“He is approachable, which instantly makes people comfortable talking to him,” Pompa said. “He gets people to open up to him and provide him honest feedback, analysis and recommendations. I think that is absolutely vital for a senior leader in his position to have the comfort level across different levels of the staff, in terms of rank and divisions, in order to have information necessary to make the proper decisions.”

His calm and encouraging demeanor permeated across the organization, especially in times of tension, Velasco explained, adding that during stressful and high pressure moments he brought everyone together and said “we’ll fight through this together,” which generated confidence in the team.

“Another one of General Saltzman’s greatest strengths that he brought to the team is a ‘we are in this together’ attitude,” Pompa said. “He is part of everything that he tasks out to do and has a team mentality.”

The space background that Saltzman brought to AFCENT leadership is not what defined him as a leader, although it is a part of who he is. Rather, “Salty’s” way of decision-making, critical thinking and how he communicated his vision to the team is how he made a long-lasting imprint on the command. He lead the team during one of the most dynamic years in recent history, which included the Turkish incursion into Syria, theater ballistic missile attacks in Iraq, increased violence in Afghanistan, increased deterrence efforts against Iran, and Shia Militia Groups and Houthi attacks against the U.S. and coalition partners.
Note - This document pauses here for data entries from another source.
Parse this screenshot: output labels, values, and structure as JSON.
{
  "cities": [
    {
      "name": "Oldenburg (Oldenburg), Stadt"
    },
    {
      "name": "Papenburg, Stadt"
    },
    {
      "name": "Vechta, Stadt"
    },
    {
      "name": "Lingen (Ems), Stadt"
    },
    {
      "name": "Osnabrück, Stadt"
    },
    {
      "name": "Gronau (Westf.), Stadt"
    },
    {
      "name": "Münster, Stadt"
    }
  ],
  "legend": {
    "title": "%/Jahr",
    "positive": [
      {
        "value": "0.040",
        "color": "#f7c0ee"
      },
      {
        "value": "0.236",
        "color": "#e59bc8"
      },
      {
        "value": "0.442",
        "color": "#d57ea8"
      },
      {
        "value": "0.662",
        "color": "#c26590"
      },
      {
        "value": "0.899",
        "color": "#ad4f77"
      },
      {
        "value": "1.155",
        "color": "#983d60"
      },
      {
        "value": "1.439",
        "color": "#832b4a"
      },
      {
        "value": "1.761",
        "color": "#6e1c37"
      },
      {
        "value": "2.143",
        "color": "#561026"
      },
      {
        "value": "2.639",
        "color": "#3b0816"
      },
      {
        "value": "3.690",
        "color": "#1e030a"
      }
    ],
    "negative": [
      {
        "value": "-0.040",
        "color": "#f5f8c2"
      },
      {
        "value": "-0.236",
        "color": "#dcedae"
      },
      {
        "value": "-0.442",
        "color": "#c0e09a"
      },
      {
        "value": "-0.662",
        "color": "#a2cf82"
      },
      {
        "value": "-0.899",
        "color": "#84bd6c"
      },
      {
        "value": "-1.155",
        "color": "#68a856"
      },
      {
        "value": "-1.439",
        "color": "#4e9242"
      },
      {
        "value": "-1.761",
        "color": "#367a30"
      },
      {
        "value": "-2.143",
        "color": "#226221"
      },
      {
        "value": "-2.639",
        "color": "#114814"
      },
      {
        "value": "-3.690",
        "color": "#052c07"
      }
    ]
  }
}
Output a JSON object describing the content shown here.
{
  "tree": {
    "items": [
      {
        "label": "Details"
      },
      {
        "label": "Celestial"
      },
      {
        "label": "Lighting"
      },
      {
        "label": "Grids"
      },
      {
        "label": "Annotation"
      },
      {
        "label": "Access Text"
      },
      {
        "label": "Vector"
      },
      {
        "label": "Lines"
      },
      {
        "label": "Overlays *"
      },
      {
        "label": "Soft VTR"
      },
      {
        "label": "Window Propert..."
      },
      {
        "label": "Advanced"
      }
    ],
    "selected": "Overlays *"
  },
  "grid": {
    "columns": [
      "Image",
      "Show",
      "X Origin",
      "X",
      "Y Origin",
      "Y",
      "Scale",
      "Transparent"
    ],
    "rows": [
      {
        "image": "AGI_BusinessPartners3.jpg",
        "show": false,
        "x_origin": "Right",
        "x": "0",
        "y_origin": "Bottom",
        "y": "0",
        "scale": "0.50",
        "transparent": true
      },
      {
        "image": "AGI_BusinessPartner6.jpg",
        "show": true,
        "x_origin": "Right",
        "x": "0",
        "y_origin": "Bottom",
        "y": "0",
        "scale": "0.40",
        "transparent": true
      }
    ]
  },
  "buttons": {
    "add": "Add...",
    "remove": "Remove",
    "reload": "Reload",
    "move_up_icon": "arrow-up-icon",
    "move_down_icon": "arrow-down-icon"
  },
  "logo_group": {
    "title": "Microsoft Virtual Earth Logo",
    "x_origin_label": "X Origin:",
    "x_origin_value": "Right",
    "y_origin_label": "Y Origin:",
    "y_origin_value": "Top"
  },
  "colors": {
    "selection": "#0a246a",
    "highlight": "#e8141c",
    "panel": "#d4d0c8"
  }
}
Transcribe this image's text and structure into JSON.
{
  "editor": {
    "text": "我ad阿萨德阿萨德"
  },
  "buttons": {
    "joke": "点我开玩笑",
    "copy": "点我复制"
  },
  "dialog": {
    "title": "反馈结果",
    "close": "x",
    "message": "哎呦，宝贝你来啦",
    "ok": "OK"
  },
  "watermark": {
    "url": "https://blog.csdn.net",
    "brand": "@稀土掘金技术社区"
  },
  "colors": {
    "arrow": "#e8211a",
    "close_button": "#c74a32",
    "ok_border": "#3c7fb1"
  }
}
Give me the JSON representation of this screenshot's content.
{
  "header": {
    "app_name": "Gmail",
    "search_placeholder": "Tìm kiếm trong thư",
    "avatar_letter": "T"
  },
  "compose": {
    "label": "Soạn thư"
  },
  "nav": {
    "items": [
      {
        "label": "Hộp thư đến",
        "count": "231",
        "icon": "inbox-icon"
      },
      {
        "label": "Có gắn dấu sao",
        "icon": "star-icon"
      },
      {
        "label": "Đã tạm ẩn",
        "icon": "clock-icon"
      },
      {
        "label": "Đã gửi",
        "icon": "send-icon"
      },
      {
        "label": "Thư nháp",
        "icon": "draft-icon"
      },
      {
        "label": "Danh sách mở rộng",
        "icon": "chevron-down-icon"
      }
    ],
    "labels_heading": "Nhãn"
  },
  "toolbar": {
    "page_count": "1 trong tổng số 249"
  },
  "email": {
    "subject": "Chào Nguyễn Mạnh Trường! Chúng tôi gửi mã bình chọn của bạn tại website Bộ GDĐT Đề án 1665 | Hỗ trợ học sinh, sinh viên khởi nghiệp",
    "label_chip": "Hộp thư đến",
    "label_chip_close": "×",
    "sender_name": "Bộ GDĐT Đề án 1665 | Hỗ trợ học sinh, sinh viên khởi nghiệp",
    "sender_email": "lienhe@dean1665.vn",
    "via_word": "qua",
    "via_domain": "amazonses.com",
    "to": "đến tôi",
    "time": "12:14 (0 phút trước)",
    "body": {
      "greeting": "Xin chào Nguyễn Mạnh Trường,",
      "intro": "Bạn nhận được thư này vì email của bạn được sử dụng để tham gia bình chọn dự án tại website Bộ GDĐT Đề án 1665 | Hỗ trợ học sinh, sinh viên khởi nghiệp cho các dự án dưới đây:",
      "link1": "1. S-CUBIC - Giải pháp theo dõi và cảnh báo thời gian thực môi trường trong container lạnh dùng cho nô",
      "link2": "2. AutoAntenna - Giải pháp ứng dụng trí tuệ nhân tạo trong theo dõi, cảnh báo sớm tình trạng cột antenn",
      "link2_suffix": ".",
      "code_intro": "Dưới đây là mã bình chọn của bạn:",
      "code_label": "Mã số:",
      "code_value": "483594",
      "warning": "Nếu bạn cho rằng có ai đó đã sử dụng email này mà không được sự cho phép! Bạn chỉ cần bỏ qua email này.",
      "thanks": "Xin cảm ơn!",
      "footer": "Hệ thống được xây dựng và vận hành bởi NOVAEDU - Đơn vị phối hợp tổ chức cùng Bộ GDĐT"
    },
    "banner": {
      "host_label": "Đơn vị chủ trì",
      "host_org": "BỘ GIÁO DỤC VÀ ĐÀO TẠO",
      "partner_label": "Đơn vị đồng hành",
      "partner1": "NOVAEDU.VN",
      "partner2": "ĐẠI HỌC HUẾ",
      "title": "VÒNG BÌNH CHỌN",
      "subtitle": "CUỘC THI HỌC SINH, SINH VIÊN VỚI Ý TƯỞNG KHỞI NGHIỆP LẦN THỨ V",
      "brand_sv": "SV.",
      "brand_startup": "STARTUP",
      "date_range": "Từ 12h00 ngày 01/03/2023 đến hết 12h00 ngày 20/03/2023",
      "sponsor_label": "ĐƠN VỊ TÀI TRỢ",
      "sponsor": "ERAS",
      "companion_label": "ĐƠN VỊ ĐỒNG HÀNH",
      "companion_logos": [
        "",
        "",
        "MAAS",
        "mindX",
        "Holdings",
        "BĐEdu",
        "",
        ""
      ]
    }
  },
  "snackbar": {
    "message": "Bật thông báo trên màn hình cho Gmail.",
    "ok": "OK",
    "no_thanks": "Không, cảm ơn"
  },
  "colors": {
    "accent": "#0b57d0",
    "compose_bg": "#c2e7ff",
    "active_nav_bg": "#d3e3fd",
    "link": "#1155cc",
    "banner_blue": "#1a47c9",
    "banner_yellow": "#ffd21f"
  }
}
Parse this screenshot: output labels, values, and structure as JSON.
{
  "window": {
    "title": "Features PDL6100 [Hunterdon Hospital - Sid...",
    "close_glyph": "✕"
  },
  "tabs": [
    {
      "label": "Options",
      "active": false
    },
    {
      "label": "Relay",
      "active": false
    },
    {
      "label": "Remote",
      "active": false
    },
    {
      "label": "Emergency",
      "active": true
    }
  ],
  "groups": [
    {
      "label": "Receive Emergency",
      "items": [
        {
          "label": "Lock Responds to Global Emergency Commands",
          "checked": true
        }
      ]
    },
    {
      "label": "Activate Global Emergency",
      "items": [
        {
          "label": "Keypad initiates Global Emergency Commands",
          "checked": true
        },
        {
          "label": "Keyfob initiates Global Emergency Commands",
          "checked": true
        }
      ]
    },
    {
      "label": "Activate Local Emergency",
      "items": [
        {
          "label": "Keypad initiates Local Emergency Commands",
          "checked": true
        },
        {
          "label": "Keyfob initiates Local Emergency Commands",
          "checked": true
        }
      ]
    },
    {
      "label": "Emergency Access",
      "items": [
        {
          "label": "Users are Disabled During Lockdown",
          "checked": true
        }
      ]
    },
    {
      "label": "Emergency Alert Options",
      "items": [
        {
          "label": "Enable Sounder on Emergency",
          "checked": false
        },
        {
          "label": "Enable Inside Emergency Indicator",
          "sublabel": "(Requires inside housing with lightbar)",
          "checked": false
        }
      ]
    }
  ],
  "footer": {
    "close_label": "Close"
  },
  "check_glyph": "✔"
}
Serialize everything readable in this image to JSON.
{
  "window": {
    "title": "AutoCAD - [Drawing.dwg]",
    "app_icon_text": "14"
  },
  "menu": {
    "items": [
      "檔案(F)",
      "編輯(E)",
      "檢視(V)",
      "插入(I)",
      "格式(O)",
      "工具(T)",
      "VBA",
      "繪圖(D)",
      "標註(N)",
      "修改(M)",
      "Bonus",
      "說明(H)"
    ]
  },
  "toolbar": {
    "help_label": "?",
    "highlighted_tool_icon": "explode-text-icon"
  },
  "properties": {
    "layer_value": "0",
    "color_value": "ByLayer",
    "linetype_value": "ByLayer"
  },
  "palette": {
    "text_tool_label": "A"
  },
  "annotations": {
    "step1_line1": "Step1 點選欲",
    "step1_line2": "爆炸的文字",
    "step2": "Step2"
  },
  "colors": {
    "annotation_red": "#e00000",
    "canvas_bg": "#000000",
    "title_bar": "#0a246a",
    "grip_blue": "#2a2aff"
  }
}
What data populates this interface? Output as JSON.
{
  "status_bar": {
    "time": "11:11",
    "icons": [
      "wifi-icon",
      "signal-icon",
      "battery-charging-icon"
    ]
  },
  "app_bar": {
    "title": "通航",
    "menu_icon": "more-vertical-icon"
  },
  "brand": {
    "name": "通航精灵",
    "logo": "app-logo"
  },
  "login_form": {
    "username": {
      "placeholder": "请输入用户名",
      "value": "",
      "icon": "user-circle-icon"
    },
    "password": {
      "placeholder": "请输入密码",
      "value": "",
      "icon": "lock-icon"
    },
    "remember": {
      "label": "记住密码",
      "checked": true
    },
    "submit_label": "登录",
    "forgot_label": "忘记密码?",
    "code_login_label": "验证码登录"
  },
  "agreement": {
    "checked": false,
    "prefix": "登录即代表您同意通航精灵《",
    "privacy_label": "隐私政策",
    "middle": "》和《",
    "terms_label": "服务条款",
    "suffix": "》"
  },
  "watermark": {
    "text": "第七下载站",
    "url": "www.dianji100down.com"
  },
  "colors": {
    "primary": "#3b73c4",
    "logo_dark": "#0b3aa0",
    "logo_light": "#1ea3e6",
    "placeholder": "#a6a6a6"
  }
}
“A leader is a good leader, no matter what his career field is,” Richard said. “General Saltzman is terrific, understands the air picture and its needs, asks the right questions and has a great leadership style. I have worked for a lot of general officers and he is one of the absolute smartest I’ve worked with. There are going to be big shoes to fill once he is gone.”